■ Prompt
Although the entries contain pictures, the copy should hold only their exact text.

+ + +

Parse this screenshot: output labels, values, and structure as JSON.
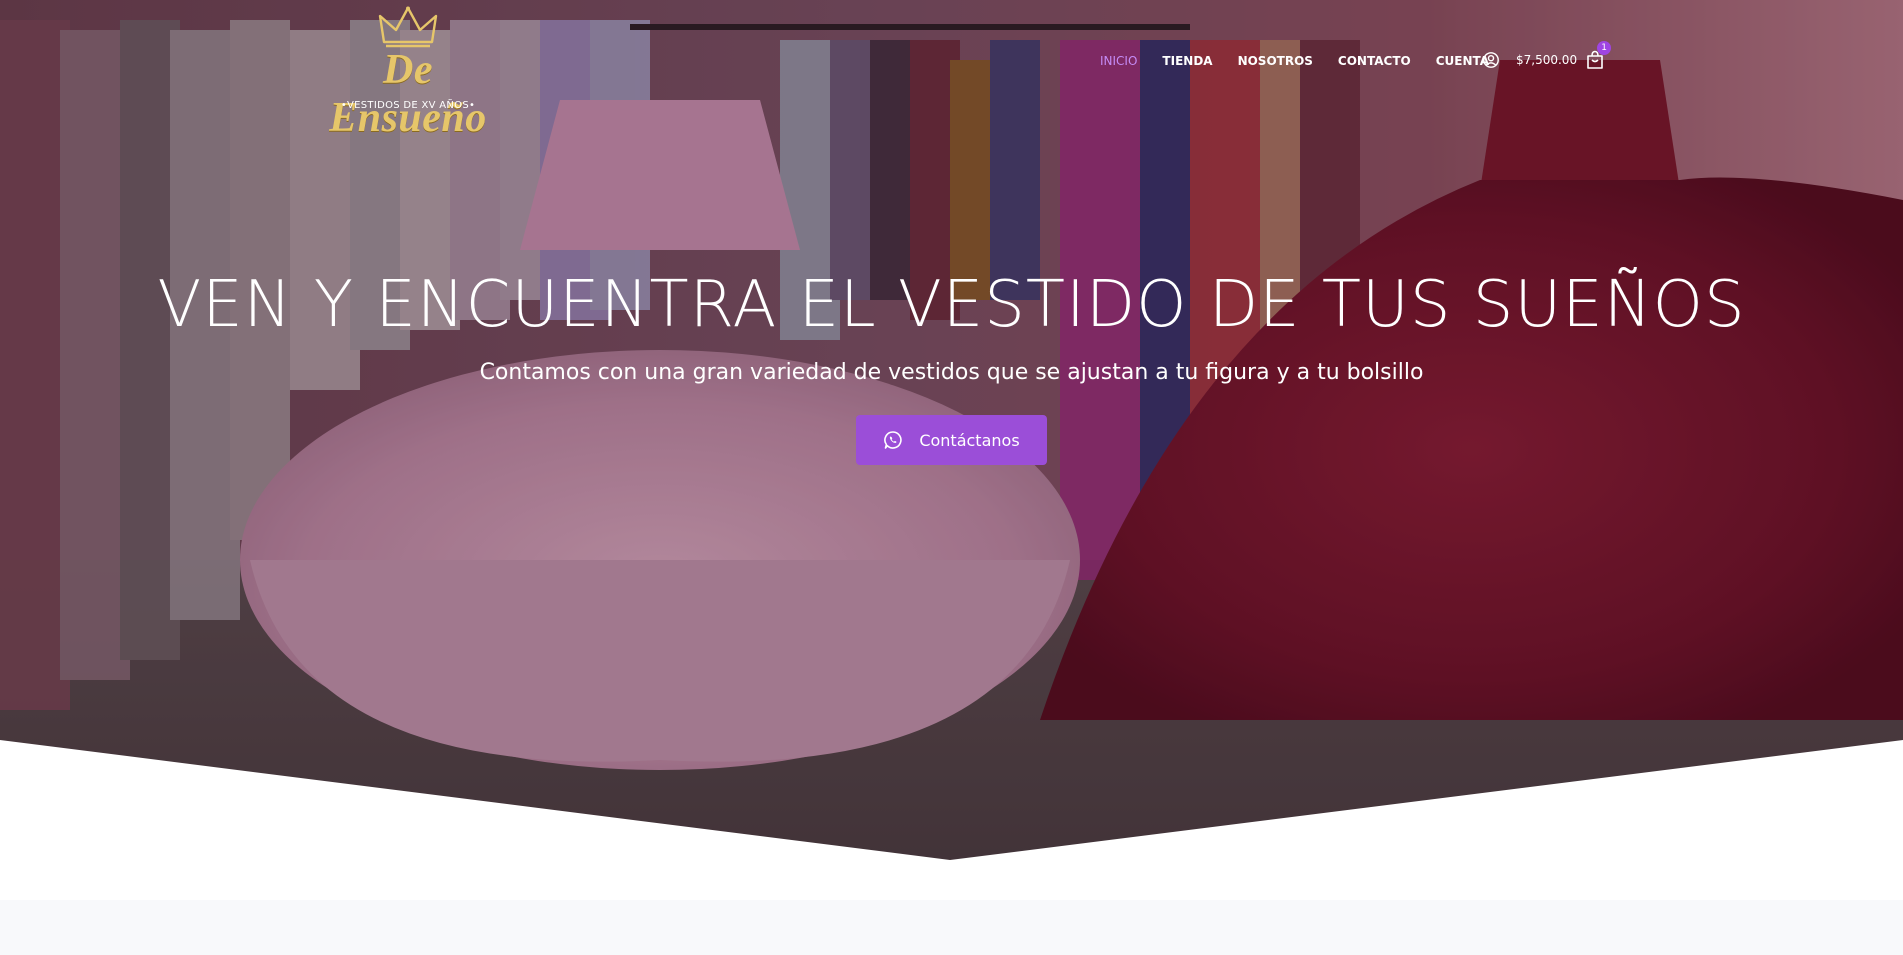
{
  "brand": {
    "name": "De Ensueño",
    "tagline": "•VESTIDOS DE XV AÑOS•"
  },
  "nav": {
    "items": [
      {
        "label": "INICIO",
        "active": true
      },
      {
        "label": "TIENDA",
        "active": false
      },
      {
        "label": "NOSOTROS",
        "active": false
      },
      {
        "label": "CONTACTO",
        "active": false
      },
      {
        "label": "CUENTA",
        "active": false
      }
    ]
  },
  "header": {
    "account_icon": "user-circle-icon",
    "cart_total": "$7,500.00",
    "cart_icon": "shopping-bag-icon",
    "cart_count": "1"
  },
  "hero": {
    "title": "VEN Y ENCUENTRA EL VESTIDO DE TUS SUEÑOS",
    "subtitle": "Contamos con una gran variedad de vestidos que se ajustan a tu figura y a tu bolsillo",
    "cta_label": "Contáctanos",
    "cta_icon": "whatsapp-icon"
  },
  "colors": {
    "accent": "#9b4ed8",
    "active_nav": "#c48bf5",
    "badge": "#9f45e3",
    "logo_gold": "#e6c66a",
    "overlay": "#3a2330"
  }
}
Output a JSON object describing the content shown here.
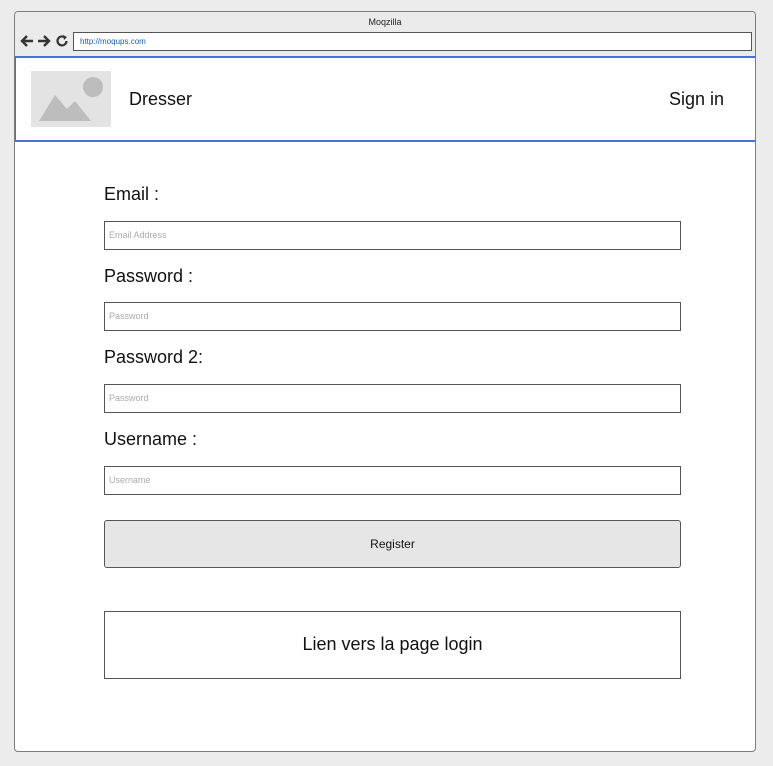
{
  "browser": {
    "title": "Moqzilla",
    "url": "http://moqups.com"
  },
  "header": {
    "brand": "Dresser",
    "signin_label": "Sign in"
  },
  "form": {
    "email": {
      "label": "Email :",
      "placeholder": "Email Address"
    },
    "password": {
      "label": "Password :",
      "placeholder": "Password"
    },
    "password2": {
      "label": "Password 2:",
      "placeholder": "Password"
    },
    "username": {
      "label": "Username :",
      "placeholder": "Username"
    },
    "register_label": "Register",
    "login_link_label": "Lien vers la page login"
  },
  "colors": {
    "header_border": "#4a6fd8",
    "url_text": "#1a5fb4",
    "button_bg": "#e6e6e6",
    "page_bg": "#ececec"
  }
}
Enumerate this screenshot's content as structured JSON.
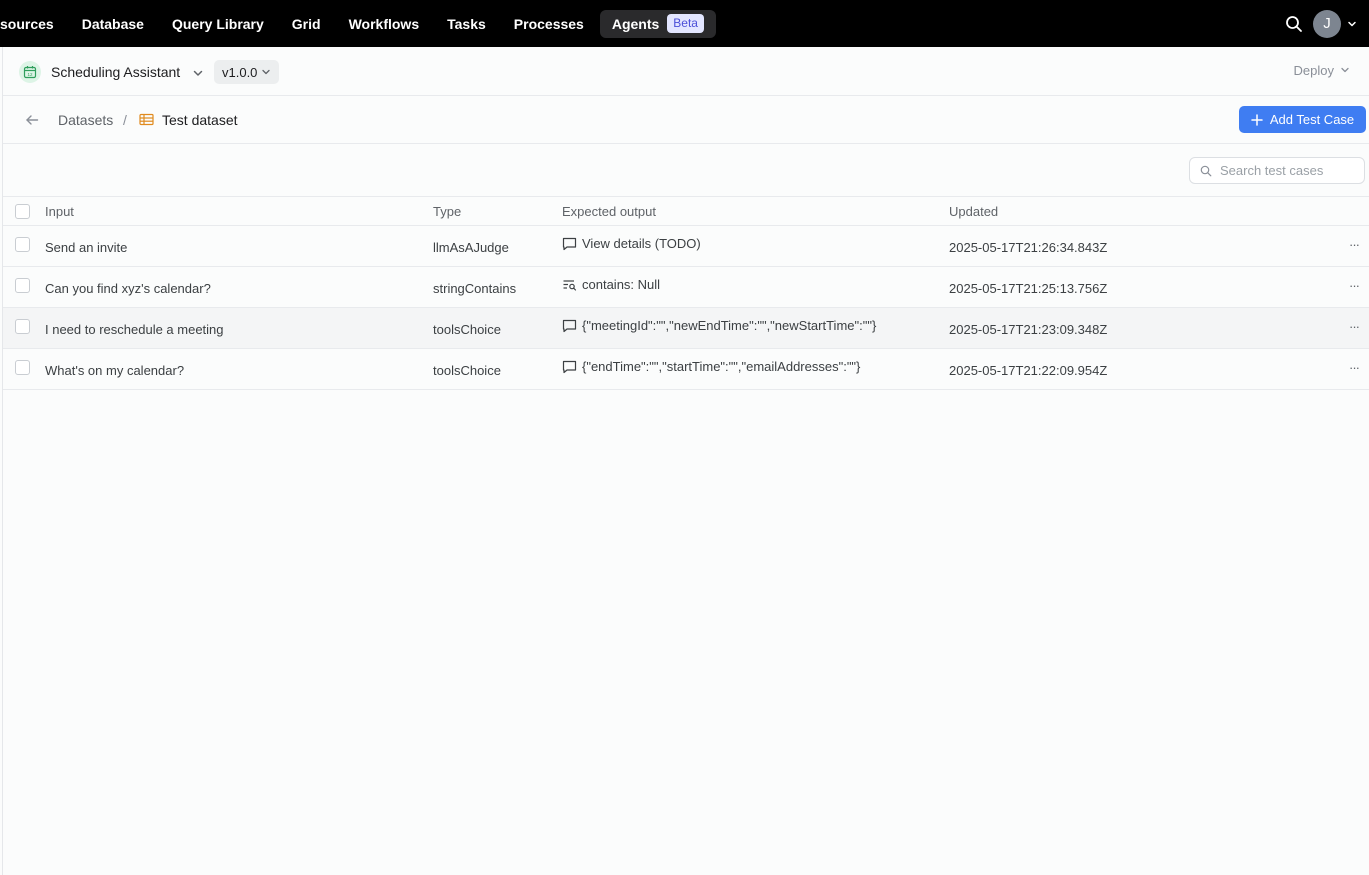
{
  "nav": {
    "items": [
      "sources",
      "Database",
      "Query Library",
      "Grid",
      "Workflows",
      "Tasks",
      "Processes"
    ],
    "agents_label": "Agents",
    "beta_badge": "Beta",
    "user_initial": "J"
  },
  "agent": {
    "name": "Scheduling Assistant",
    "version": "v1.0.0",
    "deploy_label": "Deploy"
  },
  "breadcrumb": {
    "parent": "Datasets",
    "separator": "/",
    "current": "Test dataset"
  },
  "actions": {
    "add_test_case": "Add Test Case"
  },
  "search": {
    "placeholder": "Search test cases"
  },
  "table": {
    "columns": [
      "Input",
      "Type",
      "Expected output",
      "Updated"
    ],
    "rows": [
      {
        "input": "Send an invite",
        "type": "llmAsAJudge",
        "expected_icon": "message-icon",
        "expected": "View details (TODO)",
        "updated": "2025-05-17T21:26:34.843Z"
      },
      {
        "input": "Can you find xyz's calendar?",
        "type": "stringContains",
        "expected_icon": "text-search-icon",
        "expected": "contains: Null",
        "updated": "2025-05-17T21:25:13.756Z"
      },
      {
        "input": "I need to reschedule a meeting",
        "type": "toolsChoice",
        "expected_icon": "message-icon",
        "expected": "{\"meetingId\":\"\",\"newEndTime\":\"\",\"newStartTime\":\"\"}",
        "updated": "2025-05-17T21:23:09.348Z"
      },
      {
        "input": "What's on my calendar?",
        "type": "toolsChoice",
        "expected_icon": "message-icon",
        "expected": "{\"endTime\":\"\",\"startTime\":\"\",\"emailAddresses\":\"\"}",
        "updated": "2025-05-17T21:22:09.954Z"
      }
    ],
    "more_label": "···"
  },
  "colors": {
    "nav_bg": "#000000",
    "primary": "#3f7df2",
    "beta_bg": "#e3e6ff",
    "beta_text": "#4b4fd8",
    "agent_icon_green": "#2f9e5c",
    "dataset_icon_orange": "#e08a1e"
  }
}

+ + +

■ Answer to the problem
Parse this screenshot: output labels, values, and structure as JSON.
{
  "brand": {
    "name": "De Ensueño",
    "tagline": "•VESTIDOS DE XV AÑOS•"
  },
  "nav": {
    "items": [
      {
        "label": "INICIO",
        "active": true
      },
      {
        "label": "TIENDA",
        "active": false
      },
      {
        "label": "NOSOTROS",
        "active": false
      },
      {
        "label": "CONTACTO",
        "active": false
      },
      {
        "label": "CUENTA",
        "active": false
      }
    ]
  },
  "header": {
    "account_icon": "user-circle-icon",
    "cart_total": "$7,500.00",
    "cart_icon": "shopping-bag-icon",
    "cart_count": "1"
  },
  "hero": {
    "title": "VEN Y ENCUENTRA EL VESTIDO DE TUS SUEÑOS",
    "subtitle": "Contamos con una gran variedad de vestidos que se ajustan a tu figura y a tu bolsillo",
    "cta_label": "Contáctanos",
    "cta_icon": "whatsapp-icon"
  },
  "colors": {
    "accent": "#9b4ed8",
    "active_nav": "#c48bf5",
    "badge": "#9f45e3",
    "logo_gold": "#e6c66a",
    "overlay": "#3a2330"
  }
}
Output a JSON object describing the content shown here.
{
  "browser": {
    "title": "Moqzilla",
    "url": "http://moqups.com"
  },
  "header": {
    "brand": "Dresser",
    "signin_label": "Sign in"
  },
  "form": {
    "email": {
      "label": "Email :",
      "placeholder": "Email Address"
    },
    "password": {
      "label": "Password :",
      "placeholder": "Password"
    },
    "password2": {
      "label": "Password 2:",
      "placeholder": "Password"
    },
    "username": {
      "label": "Username :",
      "placeholder": "Username"
    },
    "register_label": "Register",
    "login_link_label": "Lien vers la page login"
  },
  "colors": {
    "header_border": "#4a6fd8",
    "url_text": "#1a5fb4",
    "button_bg": "#e6e6e6",
    "page_bg": "#ececec"
  }
}
Enumerate this screenshot's content as structured JSON.
{
  "nav": {
    "items": [
      "sources",
      "Database",
      "Query Library",
      "Grid",
      "Workflows",
      "Tasks",
      "Processes"
    ],
    "agents_label": "Agents",
    "beta_badge": "Beta",
    "user_initial": "J"
  },
  "agent": {
    "name": "Scheduling Assistant",
    "version": "v1.0.0",
    "deploy_label": "Deploy"
  },
  "breadcrumb": {
    "parent": "Datasets",
    "separator": "/",
    "current": "Test dataset"
  },
  "actions": {
    "add_test_case": "Add Test Case"
  },
  "search": {
    "placeholder": "Search test cases"
  },
  "table": {
    "columns": [
      "Input",
      "Type",
      "Expected output",
      "Updated"
    ],
    "rows": [
      {
        "input": "Send an invite",
        "type": "llmAsAJudge",
        "expected_icon": "message-icon",
        "expected": "View details (TODO)",
        "updated": "2025-05-17T21:26:34.843Z"
      },
      {
        "input": "Can you find xyz's calendar?",
        "type": "stringContains",
        "expected_icon": "text-search-icon",
        "expected": "contains: Null",
        "updated": "2025-05-17T21:25:13.756Z"
      },
      {
        "input": "I need to reschedule a meeting",
        "type": "toolsChoice",
        "expected_icon": "message-icon",
        "expected": "{\"meetingId\":\"\",\"newEndTime\":\"\",\"newStartTime\":\"\"}",
        "updated": "2025-05-17T21:23:09.348Z"
      },
      {
        "input": "What's on my calendar?",
        "type": "toolsChoice",
        "expected_icon": "message-icon",
        "expected": "{\"endTime\":\"\",\"startTime\":\"\",\"emailAddresses\":\"\"}",
        "updated": "2025-05-17T21:22:09.954Z"
      }
    ],
    "more_label": "···"
  },
  "colors": {
    "nav_bg": "#000000",
    "primary": "#3f7df2",
    "beta_bg": "#e3e6ff",
    "beta_text": "#4b4fd8",
    "agent_icon_green": "#2f9e5c",
    "dataset_icon_orange": "#e08a1e"
  }
}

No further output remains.